# Work instruction
Report the count of lines below that include "Дата", without any other text.
####################
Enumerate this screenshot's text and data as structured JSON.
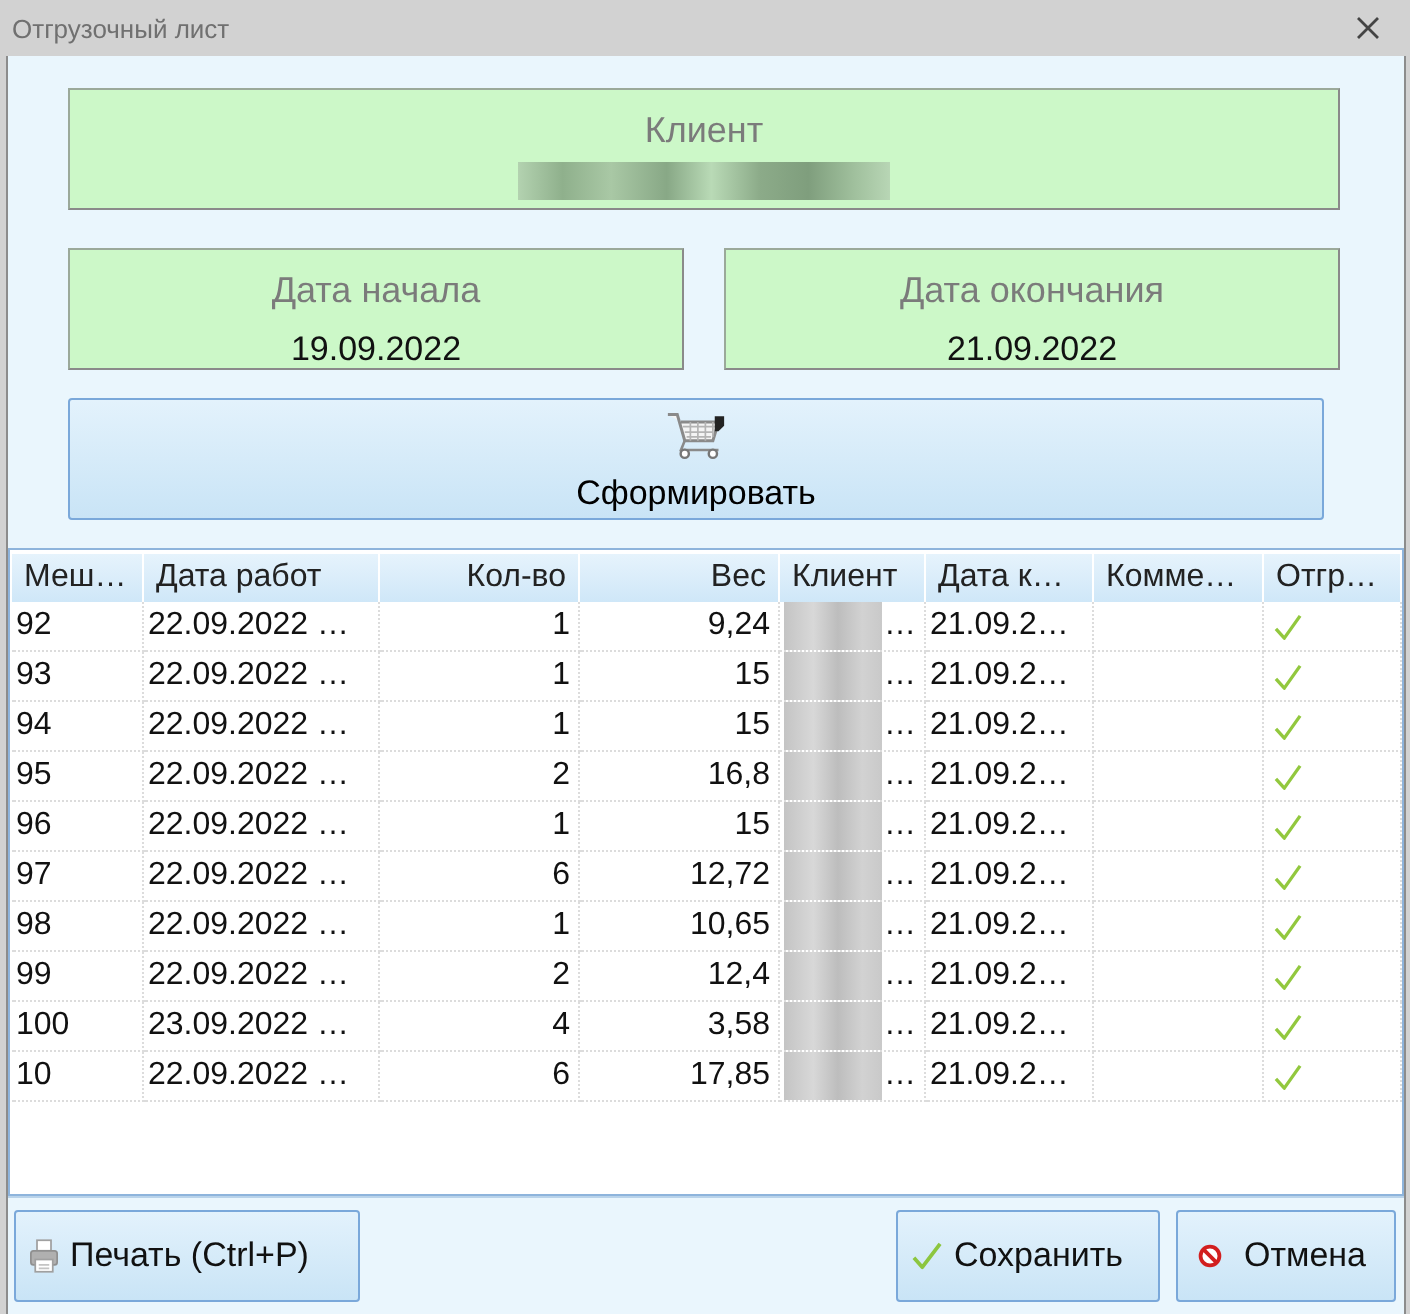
{
  "window": {
    "title": "Отгрузочный лист"
  },
  "client_field": {
    "label": "Клиент",
    "value_redacted": true
  },
  "date_fields": [
    {
      "label": "Дата начала",
      "value": "19.09.2022"
    },
    {
      "label": "Дата окончания",
      "value": "21.09.2022"
    }
  ],
  "form_button": {
    "label": "Сформировать"
  },
  "table": {
    "columns": [
      {
        "label": "Меш…",
        "kind": "text"
      },
      {
        "label": "Дата работ",
        "kind": "text"
      },
      {
        "label": "Кол-во",
        "kind": "number"
      },
      {
        "label": "Вес",
        "kind": "number"
      },
      {
        "label": "Клиент",
        "kind": "redacted"
      },
      {
        "label": "Дата к…",
        "kind": "text"
      },
      {
        "label": "Комме…",
        "kind": "text"
      },
      {
        "label": "Отгр…",
        "kind": "check"
      }
    ],
    "rows": [
      {
        "bag": "92",
        "work_date": "22.09.2022 …",
        "quantity": "1",
        "weight": "9,24",
        "client": {
          "redacted": true,
          "text": "…"
        },
        "end_date": "21.09.2…",
        "shipped": true
      },
      {
        "bag": "93",
        "work_date": "22.09.2022 …",
        "quantity": "1",
        "weight": "15",
        "client": {
          "redacted": true,
          "text": "…"
        },
        "end_date": "21.09.2…",
        "shipped": true
      },
      {
        "bag": "94",
        "work_date": "22.09.2022 …",
        "quantity": "1",
        "weight": "15",
        "client": {
          "redacted": true,
          "text": "…"
        },
        "end_date": "21.09.2…",
        "shipped": true
      },
      {
        "bag": "95",
        "work_date": "22.09.2022 …",
        "quantity": "2",
        "weight": "16,8",
        "client": {
          "redacted": true,
          "text": "…"
        },
        "end_date": "21.09.2…",
        "shipped": true
      },
      {
        "bag": "96",
        "work_date": "22.09.2022 …",
        "quantity": "1",
        "weight": "15",
        "client": {
          "redacted": true,
          "text": "…"
        },
        "end_date": "21.09.2…",
        "shipped": true
      },
      {
        "bag": "97",
        "work_date": "22.09.2022 …",
        "quantity": "6",
        "weight": "12,72",
        "client": {
          "redacted": true,
          "text": "…"
        },
        "end_date": "21.09.2…",
        "shipped": true
      },
      {
        "bag": "98",
        "work_date": "22.09.2022 …",
        "quantity": "1",
        "weight": "10,65",
        "client": {
          "redacted": true,
          "text": "…"
        },
        "end_date": "21.09.2…",
        "shipped": true
      },
      {
        "bag": "99",
        "work_date": "22.09.2022 …",
        "quantity": "2",
        "weight": "12,4",
        "client": {
          "redacted": true,
          "text": "…"
        },
        "end_date": "21.09.2…",
        "shipped": true
      },
      {
        "bag": "100",
        "work_date": "23.09.2022 …",
        "quantity": "4",
        "weight": "3,58",
        "client": {
          "redacted": true,
          "text": "…"
        },
        "end_date": "21.09.2…",
        "shipped": true
      },
      {
        "bag": "10",
        "work_date": "22.09.2022 …",
        "quantity": "6",
        "weight": "17,85",
        "client": {
          "redacted": true,
          "text": "…"
        },
        "end_date": "21.09.2…",
        "shipped": true
      }
    ]
  },
  "footer": {
    "left": [
      {
        "kind": "print",
        "label": "Печать (Ctrl+P)"
      }
    ],
    "right": [
      {
        "kind": "save",
        "label": "Сохранить"
      },
      {
        "kind": "cancel",
        "label": "Отмена"
      }
    ]
  }
}
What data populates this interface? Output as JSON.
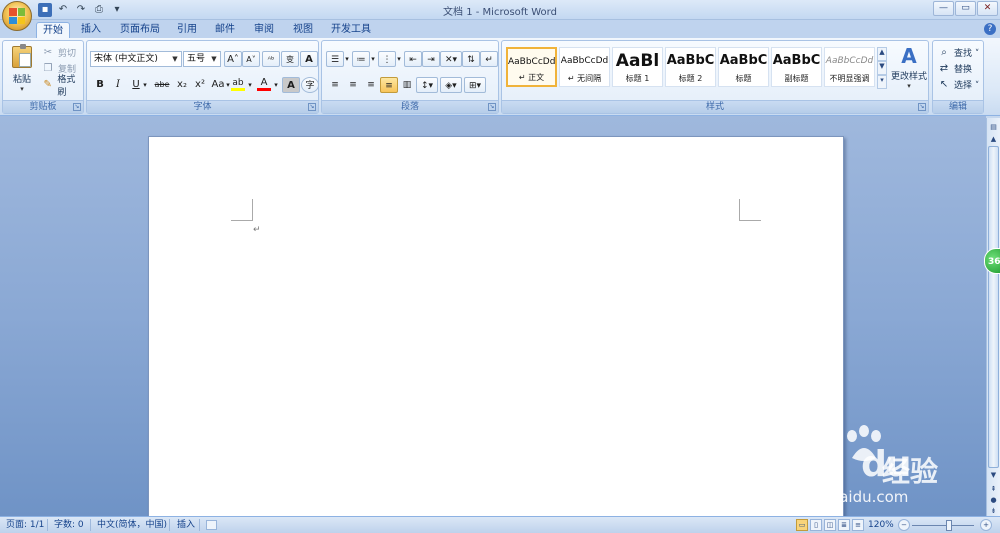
{
  "window": {
    "title": "文档 1 - Microsoft Word"
  },
  "tabs": [
    "开始",
    "插入",
    "页面布局",
    "引用",
    "邮件",
    "审阅",
    "视图",
    "开发工具"
  ],
  "clipboard": {
    "paste": "粘贴",
    "cut": "剪切",
    "copy": "复制",
    "format_painter": "格式刷",
    "label": "剪贴板"
  },
  "font": {
    "font_name": "宋体 (中文正文)",
    "font_size": "五号",
    "grow": "A˄",
    "shrink": "A˅",
    "bold": "B",
    "italic": "I",
    "underline": "U",
    "strikethrough": "abe",
    "subscript": "x₂",
    "superscript": "x²",
    "change_case": "Aa",
    "font_color_letter": "A",
    "label": "字体"
  },
  "paragraph": {
    "label": "段落"
  },
  "styles": {
    "label": "样式",
    "items": [
      {
        "sample": "AaBbCcDd",
        "name": "↵ 正文"
      },
      {
        "sample": "AaBbCcDd",
        "name": "↵ 无间隔"
      },
      {
        "sample": "AaBl",
        "name": "标题 1"
      },
      {
        "sample": "AaBbC",
        "name": "标题 2"
      },
      {
        "sample": "AaBbC",
        "name": "标题"
      },
      {
        "sample": "AaBbC",
        "name": "副标题"
      },
      {
        "sample": "AaBbCcDd",
        "name": "不明显强调"
      }
    ],
    "change_styles": "更改样式"
  },
  "editing": {
    "find": "查找 ˅",
    "replace": "替换",
    "select": "选择 ˅",
    "label": "编辑"
  },
  "status": {
    "page": "页面: 1/1",
    "words": "字数: 0",
    "language": "中文(简体，中国)",
    "mode": "插入",
    "zoom": "120%"
  },
  "document": {
    "paragraph_mark": "↵"
  },
  "watermark": {
    "brand": "Bai",
    "brand_tail": "du",
    "cn": "经验",
    "url": "jingyan.baidu.com"
  },
  "badge": "36",
  "colors": {
    "highlight": "#ffff00",
    "font_color": "#ff0000",
    "accent": "#15428b"
  }
}
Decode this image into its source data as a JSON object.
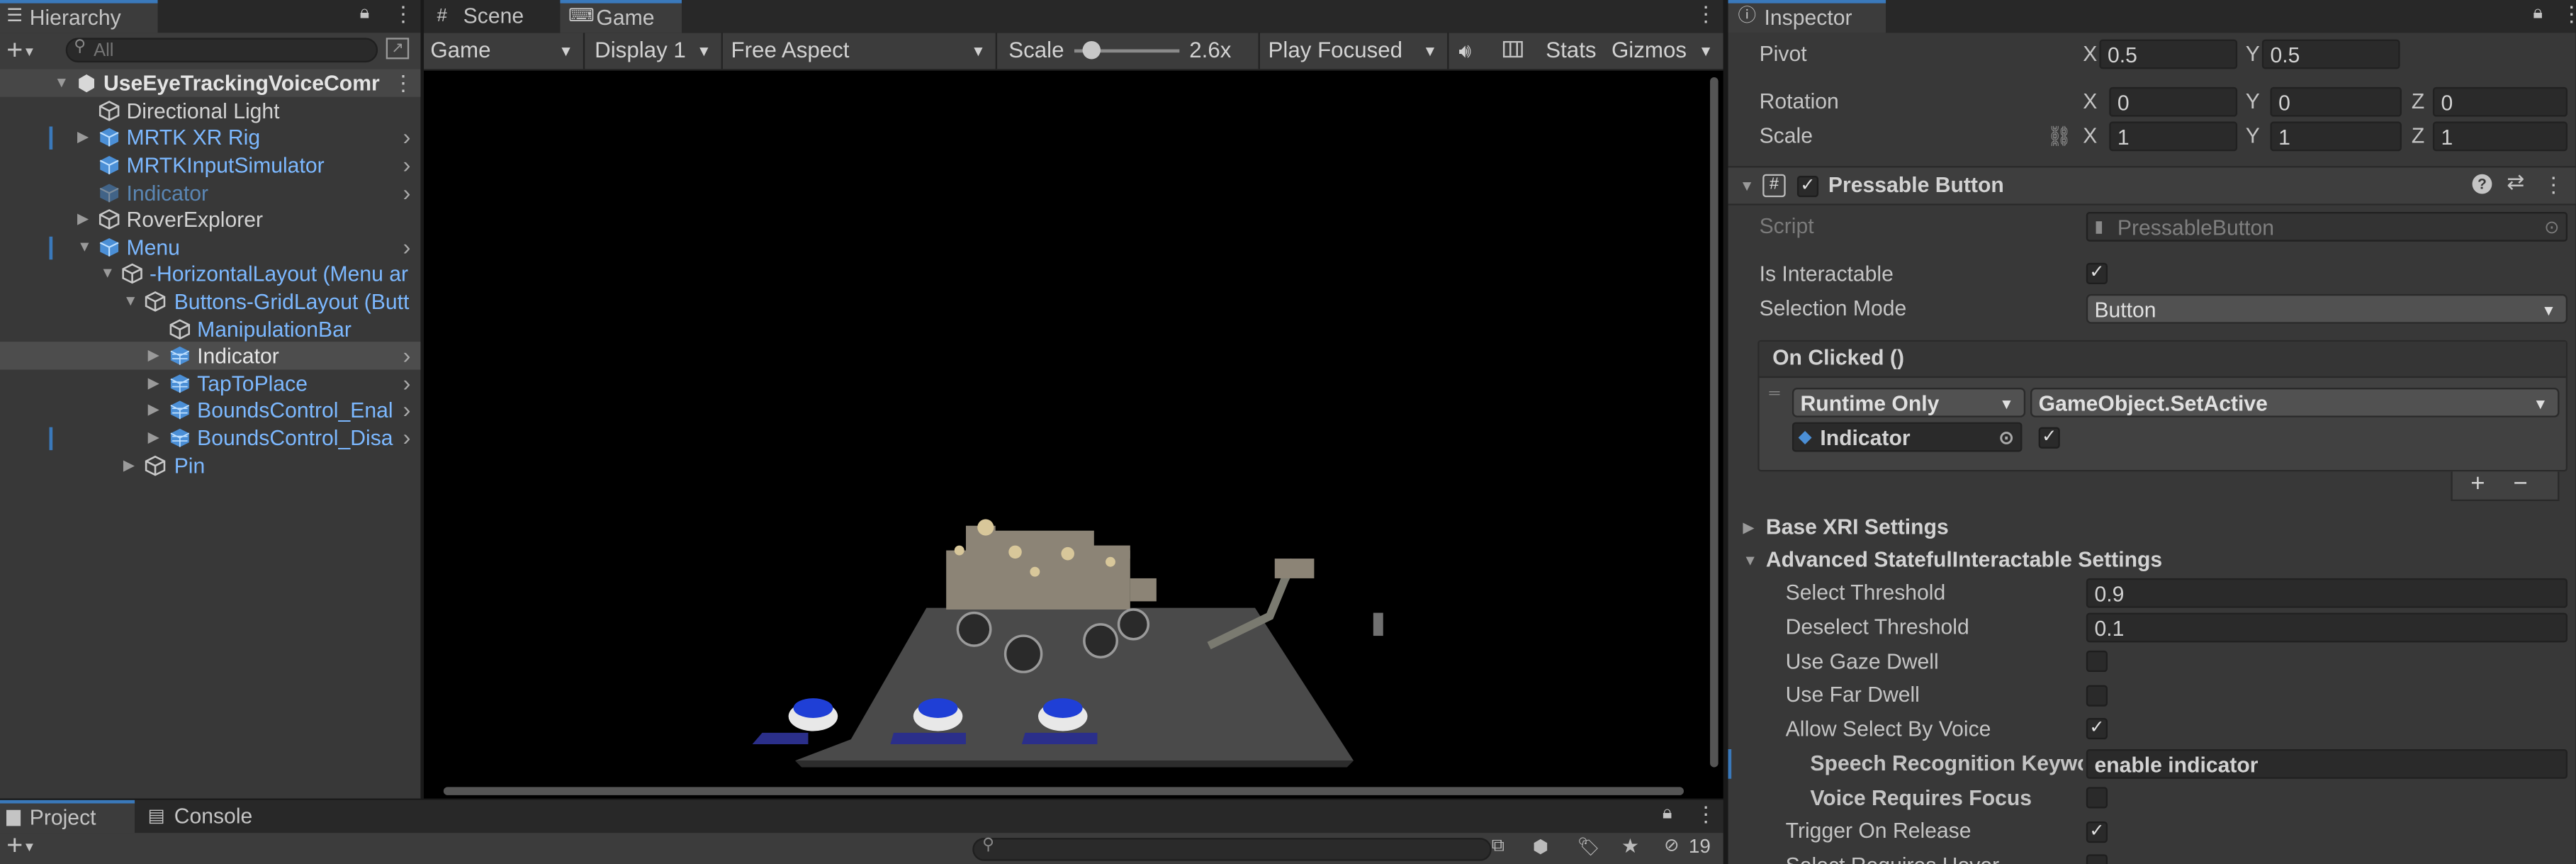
{
  "hierarchy": {
    "tab_label": "Hierarchy",
    "search_placeholder": "All",
    "rows": [
      {
        "label": "UseEyeTrackingVoiceComr",
        "style": "scene"
      },
      {
        "label": "Directional Light",
        "style": "normal"
      },
      {
        "label": "MRTK XR Rig",
        "style": "prefab"
      },
      {
        "label": "MRTKInputSimulator",
        "style": "prefab"
      },
      {
        "label": "Indicator",
        "style": "inactive"
      },
      {
        "label": "RoverExplorer",
        "style": "normal"
      },
      {
        "label": "Menu",
        "style": "prefab"
      },
      {
        "label": "-HorizontalLayout (Menu ar",
        "style": "prefab"
      },
      {
        "label": "Buttons-GridLayout (Butt",
        "style": "prefab"
      },
      {
        "label": "ManipulationBar",
        "style": "prefab"
      },
      {
        "label": "Indicator",
        "style": "prefab"
      },
      {
        "label": "TapToPlace",
        "style": "prefab"
      },
      {
        "label": "BoundsControl_Enal",
        "style": "prefab"
      },
      {
        "label": "BoundsControl_Disa",
        "style": "prefab"
      },
      {
        "label": "Pin",
        "style": "prefab"
      }
    ]
  },
  "center_tabs": {
    "scene": "Scene",
    "game": "Game"
  },
  "game_toolbar": {
    "view_mode": "Game",
    "display": "Display 1",
    "aspect": "Free Aspect",
    "scale_label": "Scale",
    "scale_value": "2.6x",
    "scale_fraction": 0.15,
    "play_mode": "Play Focused",
    "stats": "Stats",
    "gizmos": "Gizmos"
  },
  "bottom_tabs": {
    "project": "Project",
    "console": "Console",
    "hidden_count": "19"
  },
  "inspector": {
    "tab_label": "Inspector",
    "pivot": {
      "label": "Pivot",
      "x": "0.5",
      "y": "0.5"
    },
    "rotation": {
      "label": "Rotation",
      "x": "0",
      "y": "0",
      "z": "0"
    },
    "scale": {
      "label": "Scale",
      "x": "1",
      "y": "1",
      "z": "1"
    },
    "axis": {
      "x": "X",
      "y": "Y",
      "z": "Z"
    },
    "component": {
      "title": "Pressable Button",
      "script_label": "Script",
      "script_value": "PressableButton",
      "is_interactable_label": "Is Interactable",
      "is_interactable": true,
      "selection_mode_label": "Selection Mode",
      "selection_mode_value": "Button",
      "on_clicked_label": "On Clicked ()",
      "runtime_label": "Runtime Only",
      "function_label": "GameObject.SetActive",
      "target_label": "Indicator",
      "target_value": true,
      "plus": "+",
      "minus": "−"
    },
    "base_xri_label": "Base XRI Settings",
    "advanced_label": "Advanced StatefulInteractable Settings",
    "select_threshold_label": "Select Threshold",
    "select_threshold": "0.9",
    "deselect_threshold_label": "Deselect Threshold",
    "deselect_threshold": "0.1",
    "use_gaze_dwell_label": "Use Gaze Dwell",
    "use_gaze_dwell": false,
    "use_far_dwell_label": "Use Far Dwell",
    "use_far_dwell": false,
    "allow_voice_label": "Allow Select By Voice",
    "allow_voice": true,
    "speech_keyword_label": "Speech Recognition Keywo",
    "speech_keyword": "enable indicator",
    "voice_focus_label": "Voice Requires Focus",
    "voice_focus": false,
    "trigger_release_label": "Trigger On Release",
    "trigger_release": true,
    "select_hover_label": "Select Requires Hover"
  },
  "colors": {
    "accent": "#3a79bb",
    "prefab_blue": "#7cb8ff",
    "panel_bg": "#383838",
    "viewport_bg": "#000000"
  }
}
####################
# Response to the exercise
4